It’s hard to explain how I feel when I see the rebel flag. The emotional bucket overflows with anger, trepidation, sorrow, a perverted pride and apathy. As hard as I try not to make assumptions about whoever is flying the flag or driving around with it mounted on their truck, my mind can not hold back the painful images of the past generations…. and the current one. The nine racially motivated murders of last week, have written a new chapter in the annals of race violence in this country. And at the center of it all, proudly displayed in images of the killer, the rebel flag.
When I moved to South Carolina in 1996, albeit from the southern state of Virginia, I was somewhat taken aback by the frequency of which I saw the flag. It was on vehicles, displayed on homes, and worn on t-shirts. Like grits and sweet tea, the flag was just part of the culture, an enduring symbol of all things southern. This never changed how I felt about it, but it did teach me to give individuals a certain amount of grace and realize that not everyone who embraced the flag embraced prejudice and supremacy alike.

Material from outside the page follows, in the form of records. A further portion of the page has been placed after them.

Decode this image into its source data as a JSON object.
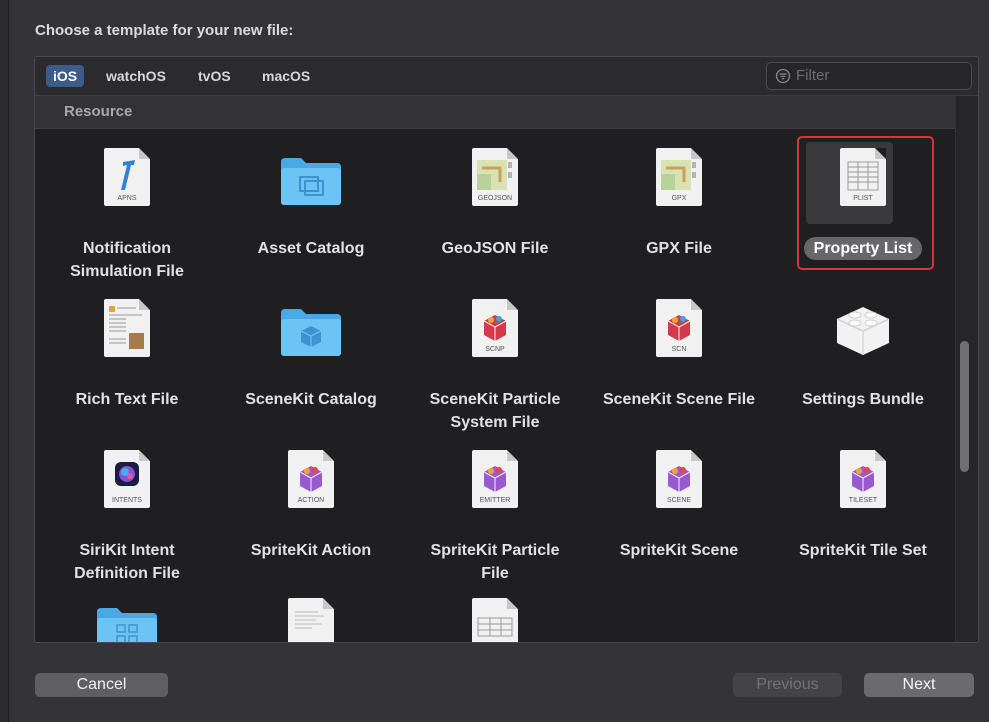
{
  "dialog": {
    "title": "Choose a template for your new file:"
  },
  "platform_tabs": [
    {
      "label": "iOS",
      "active": true
    },
    {
      "label": "watchOS",
      "active": false
    },
    {
      "label": "tvOS",
      "active": false
    },
    {
      "label": "macOS",
      "active": false
    }
  ],
  "filter": {
    "placeholder": "Filter",
    "icon": "filter-icon"
  },
  "section": {
    "title": "Resource"
  },
  "templates": [
    {
      "label": "Notification Simulation File",
      "icon": "apns-file-icon",
      "ext": "APNS"
    },
    {
      "label": "Asset Catalog",
      "icon": "folder-icon",
      "ext": ""
    },
    {
      "label": "GeoJSON File",
      "icon": "map-file-icon",
      "ext": "GEOJSON"
    },
    {
      "label": "GPX File",
      "icon": "map-file-icon",
      "ext": "GPX"
    },
    {
      "label": "Property List",
      "icon": "plist-file-icon",
      "ext": "PLIST",
      "selected": true
    },
    {
      "label": "Rich Text File",
      "icon": "rich-text-file-icon",
      "ext": ""
    },
    {
      "label": "SceneKit Catalog",
      "icon": "folder-icon",
      "ext": ""
    },
    {
      "label": "SceneKit Particle System File",
      "icon": "scenekit-file-icon",
      "ext": "SCNP"
    },
    {
      "label": "SceneKit Scene File",
      "icon": "scenekit-file-icon",
      "ext": "SCN"
    },
    {
      "label": "Settings Bundle",
      "icon": "lego-brick-icon",
      "ext": ""
    },
    {
      "label": "SiriKit Intent Definition File",
      "icon": "intents-file-icon",
      "ext": "INTENTS"
    },
    {
      "label": "SpriteKit Action",
      "icon": "spritekit-file-icon",
      "ext": "ACTION"
    },
    {
      "label": "SpriteKit Particle File",
      "icon": "spritekit-file-icon",
      "ext": "EMITTER"
    },
    {
      "label": "SpriteKit Scene",
      "icon": "spritekit-file-icon",
      "ext": "SCENE"
    },
    {
      "label": "SpriteKit Tile Set",
      "icon": "spritekit-file-icon",
      "ext": "TILESET"
    }
  ],
  "buttons": {
    "cancel": "Cancel",
    "previous": "Previous",
    "next": "Next"
  },
  "colors": {
    "selection_outline": "#d8343b",
    "active_tab": "#3c5a8a",
    "folder_blue": "#5ab8f0"
  }
}
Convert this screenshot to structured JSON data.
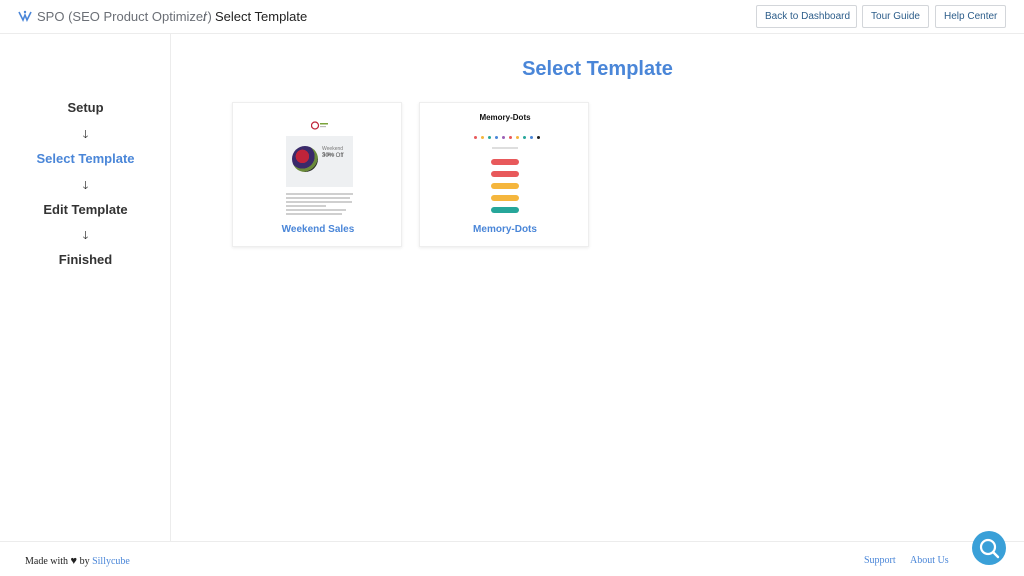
{
  "header": {
    "app_name": "SPO (SEO Product Optimizer)",
    "separator": "/",
    "current_page": "Select Template",
    "buttons": {
      "back_to_dashboard": "Back to Dashboard",
      "tour_guide": "Tour Guide",
      "help_center": "Help Center"
    }
  },
  "sidebar": {
    "steps": [
      {
        "label": "Setup",
        "active": false
      },
      {
        "label": "Select Template",
        "active": true
      },
      {
        "label": "Edit Template",
        "active": false
      },
      {
        "label": "Finished",
        "active": false
      }
    ],
    "arrow_glyph": "🡓"
  },
  "main": {
    "title": "Select Template",
    "templates": [
      {
        "label": "Weekend Sales",
        "thumb": {
          "hero_line1": "Weekend Sales",
          "hero_line2": "30% Off"
        }
      },
      {
        "label": "Memory-Dots",
        "thumb": {
          "title": "Memory-Dots"
        }
      }
    ]
  },
  "footer": {
    "made_with": "Made with",
    "by": "by",
    "brand": "Sillycube",
    "heart_glyph": "♥",
    "links": {
      "support": "Support",
      "about": "About Us"
    }
  },
  "colors": {
    "accent": "#4a86d8",
    "fab": "#3aa0d8",
    "pill_colors": [
      "#e8595b",
      "#e8595b",
      "#f5b63d",
      "#f5b63d",
      "#26a69a"
    ],
    "dot_colors": [
      "#e8595b",
      "#f5b63d",
      "#26a69a",
      "#4a86d8",
      "#9c5fb5",
      "#e8595b",
      "#f5b63d",
      "#26a69a",
      "#4a86d8",
      "#222222"
    ]
  },
  "icons": {
    "logo": "spo-logo-icon",
    "help_fab": "search-help-icon"
  }
}
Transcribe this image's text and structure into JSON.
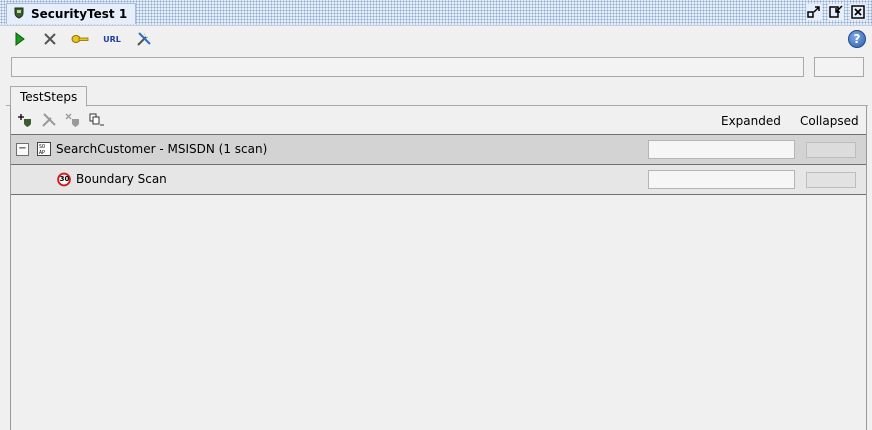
{
  "window": {
    "title": "SecurityTest 1",
    "title_icon": "security-test-icon",
    "controls": [
      "restore-icon",
      "minimize-to-dock-icon",
      "close-icon"
    ]
  },
  "toolbar": {
    "run": "run-icon",
    "cancel": "cancel-icon",
    "auth": "key-icon",
    "endpoint_label": "URL",
    "options": "options-icon",
    "help_glyph": "?"
  },
  "tabs": [
    {
      "label": "TestSteps",
      "selected": true
    }
  ],
  "steps_toolbar": {
    "icons": [
      "add-scan-icon",
      "configure-scan-icon",
      "remove-scan-icon",
      "clone-icon"
    ],
    "columns": {
      "expanded": "Expanded",
      "collapsed": "Collapsed"
    }
  },
  "steps": [
    {
      "label": "SearchCustomer - MSISDN (1 scan)",
      "icon": "soap-request-icon",
      "expanded": true,
      "expander_glyph": "−"
    },
    {
      "label": "Boundary Scan",
      "icon": "boundary-scan-icon",
      "badge": "30"
    }
  ],
  "colors": {
    "run_green": "#1a9a1a",
    "title_blue": "#8eaad3",
    "group_row": "#d3d3d3",
    "child_row": "#e6e6e6",
    "scan_red": "#d01c1c"
  }
}
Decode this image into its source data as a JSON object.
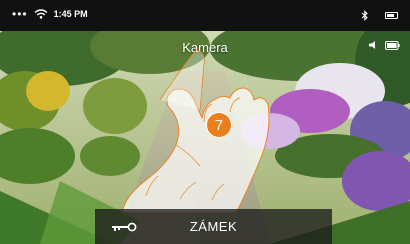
{
  "status_bar": {
    "time": "1:45 PM",
    "signal_icon": "dots-icon",
    "wifi_icon": "wifi-icon",
    "bluetooth_icon": "bluetooth-icon",
    "battery_icon": "battery-icon",
    "battery_level": 0.8
  },
  "header": {
    "title": "Kamera",
    "speaker_icon": "speaker-icon",
    "device_battery_icon": "battery-icon"
  },
  "callout": {
    "step_number": "7",
    "gesture_icon": "tap-hand-icon"
  },
  "lock_bar": {
    "icon": "key-icon",
    "label": "ZÁMEK"
  },
  "colors": {
    "status_bar_bg": "#111111",
    "accent": "#ea7f1b",
    "lock_bar_bg": "#1c1c1c",
    "text": "#ffffff"
  }
}
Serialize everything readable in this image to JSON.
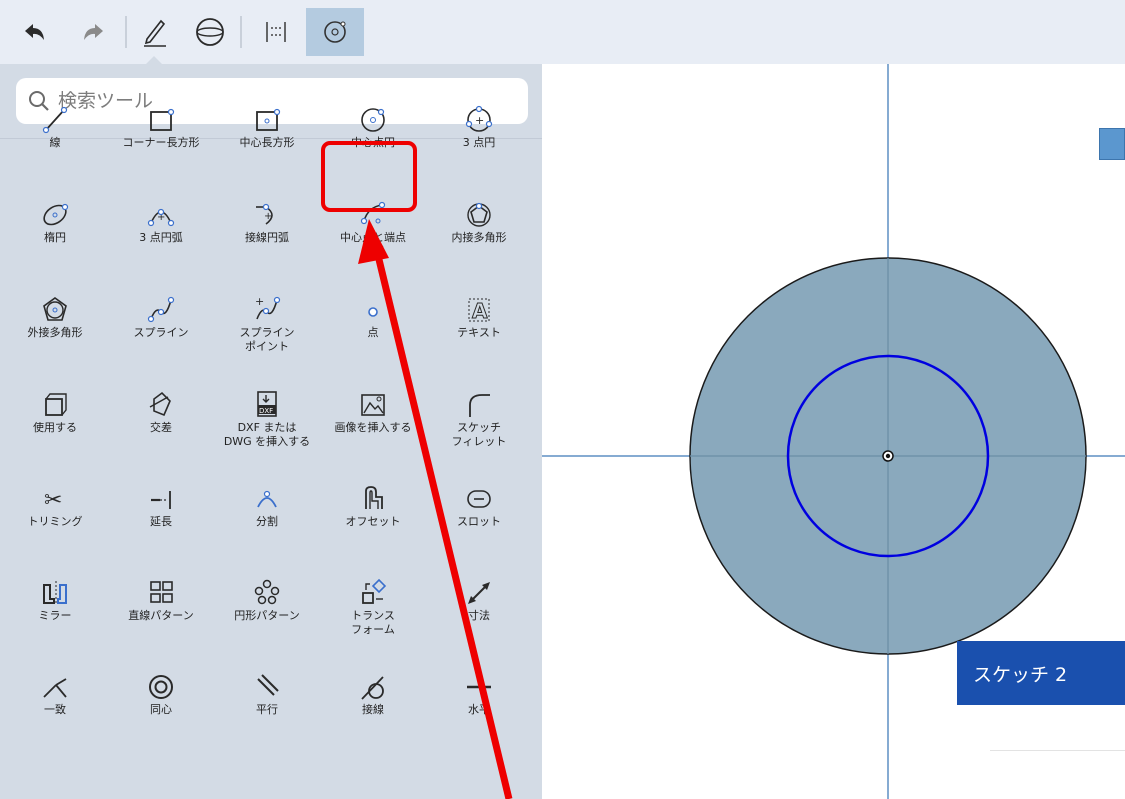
{
  "toolbar": {
    "items": [
      "undo-icon",
      "redo-icon",
      "sketch-pen-icon",
      "sphere-icon",
      "align-icon",
      "circle-settings-icon"
    ]
  },
  "search": {
    "placeholder": "検索ツール"
  },
  "tools": [
    {
      "icon": "line-icon",
      "label": "線"
    },
    {
      "icon": "corner-rectangle-icon",
      "label": "コーナー長方形"
    },
    {
      "icon": "center-rectangle-icon",
      "label": "中心長方形"
    },
    {
      "icon": "center-circle-icon",
      "label": "中心点円"
    },
    {
      "icon": "three-point-circle-icon",
      "label": "3 点円"
    },
    {
      "icon": "ellipse-icon",
      "label": "楕円"
    },
    {
      "icon": "three-point-arc-icon",
      "label": "3 点円弧"
    },
    {
      "icon": "tangent-arc-icon",
      "label": "接線円弧"
    },
    {
      "icon": "center-point-arc-icon",
      "label": "中心点と端点\n円弧"
    },
    {
      "icon": "inscribed-polygon-icon",
      "label": "内接多角形"
    },
    {
      "icon": "circumscribed-polygon-icon",
      "label": "外接多角形"
    },
    {
      "icon": "spline-icon",
      "label": "スプライン"
    },
    {
      "icon": "spline-point-icon",
      "label": "スプライン\nポイント"
    },
    {
      "icon": "point-icon",
      "label": "点"
    },
    {
      "icon": "text-icon",
      "label": "テキスト"
    },
    {
      "icon": "use-icon",
      "label": "使用する"
    },
    {
      "icon": "intersect-icon",
      "label": "交差"
    },
    {
      "icon": "dxf-icon",
      "label": "DXF または\nDWG を挿入する"
    },
    {
      "icon": "insert-image-icon",
      "label": "画像を挿入する"
    },
    {
      "icon": "sketch-fillet-icon",
      "label": "スケッチ\nフィレット"
    },
    {
      "icon": "trim-icon",
      "label": "トリミング"
    },
    {
      "icon": "extend-icon",
      "label": "延長"
    },
    {
      "icon": "split-icon",
      "label": "分割"
    },
    {
      "icon": "offset-icon",
      "label": "オフセット"
    },
    {
      "icon": "slot-icon",
      "label": "スロット"
    },
    {
      "icon": "mirror-icon",
      "label": "ミラー"
    },
    {
      "icon": "linear-pattern-icon",
      "label": "直線パターン"
    },
    {
      "icon": "circular-pattern-icon",
      "label": "円形パターン"
    },
    {
      "icon": "transform-icon",
      "label": "トランス\nフォーム"
    },
    {
      "icon": "dimension-icon",
      "label": "寸法"
    },
    {
      "icon": "coincident-icon",
      "label": "一致"
    },
    {
      "icon": "concentric-icon",
      "label": "同心"
    },
    {
      "icon": "parallel-icon",
      "label": "平行"
    },
    {
      "icon": "tangent-icon",
      "label": "接線"
    },
    {
      "icon": "horizontal-icon",
      "label": "水平"
    }
  ],
  "sketch_panel": {
    "title": "スケッチ 2"
  },
  "colors": {
    "accent": "#1a50ae",
    "highlight": "#ee0000",
    "circle_fill": "#86a6bb",
    "inner_circle": "#0000e0",
    "axis": "#5e8fc4"
  }
}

I can remember visiting a teammate’s home for the first time my sophomore year. Frank, a white offensive guard on my high school football team, had quickly become my closest friend, welcoming me, the new guy, when others weren’t so quick to do so. As I walked into his room, I froze, staring uncomfortably at the large Rebel flag, hanging above his bed. I remember the lump in my throat as I briefly attempted to convey in the most non-condemning way, what the flag represented to me and many others like me. Because of the lingering heaviness of the moment, I can’t recall much after that but I do remember how valued I felt, when I returned to Frank’s home some time later and the flag was gone! He didn’t have to, but because he cared about our friendship, because he cared about me, he empathetically removed the offensive banner on my behalf and maybe for the first time heard how painful that symbol could be. That day was a turning point in our relationship and today; Frank continues to be one of my best friends.
It should not take the brutal, senseless killings of innocent black Americans in a church by a young white man, to ensure the removal of the confederate battle flag from the State House grounds where it has flown in proud defiance of the civil rights movement since the 1960’s. If the flag wasn’t problematic before this heinous crime it should not be problematic now, and to hastily remove it in response to this slaughter, although a sympathetic (and economic) gesture, does not address the heart of the matter. In my estimation it is indeed the HEART, that is the matter. Displaying the confederate flag is not inherently wrong. This is not NECESSARILY an issue on which we can take a moral stance. It is not a simple right or wrong dilemma. I understand that for some, the confederate battle flag does not evoke sentiments of racism or supremacy; it is simply a tribute to their heritage, ancestors, and homeland. For others, including the killer, it means much more and for others it is a hiding place for passive racism and group “identity.” It is without a doubt, however, a litmus test, exposing our willingness to deny our liberty, our freedom, to fly the flag of our choice, for the sake of offending our countrymen whose SHARED HERITAGE is conversely stained with death, injustice, rape, terror and inferiority.
If we remove the Confederate flag from the State Capitol for any reason other than a change in the hearts of South Carolinians, we may as well leave it be. This is not the time for political statements and worrying about national perception. But if we, like my friend Frank, finally listen to the cries and concerns of those we say we care about, soften our hearts, and choose to lay our liberties aside to assuage the pain of our brothers, the only suitable option would be a unanimous decision to remove the flag from the public grounds at the Palmetto State Capitol. The past and it’s people, as acclaimed or afflicted as they may be, should always be remembered. But it is difficult to completely “move forward” if painful, divisive icons continue to stand unchallenged.
Sometimes, tragedies have a way of jolting us, laying the truth about us individually and collectively, stark naked for all to see. The outpouring for Charleston has been nothing short of extraordinary and inspiring. Sometimes it takes one person, one neighborhood, one city, and one state to show the unifying love of Christ to the world. As a canyon is carved by the flow of a river long dried up, may the passion of this week cut deep, leaving a permanent change in hearts and souls long after the emotion has gone.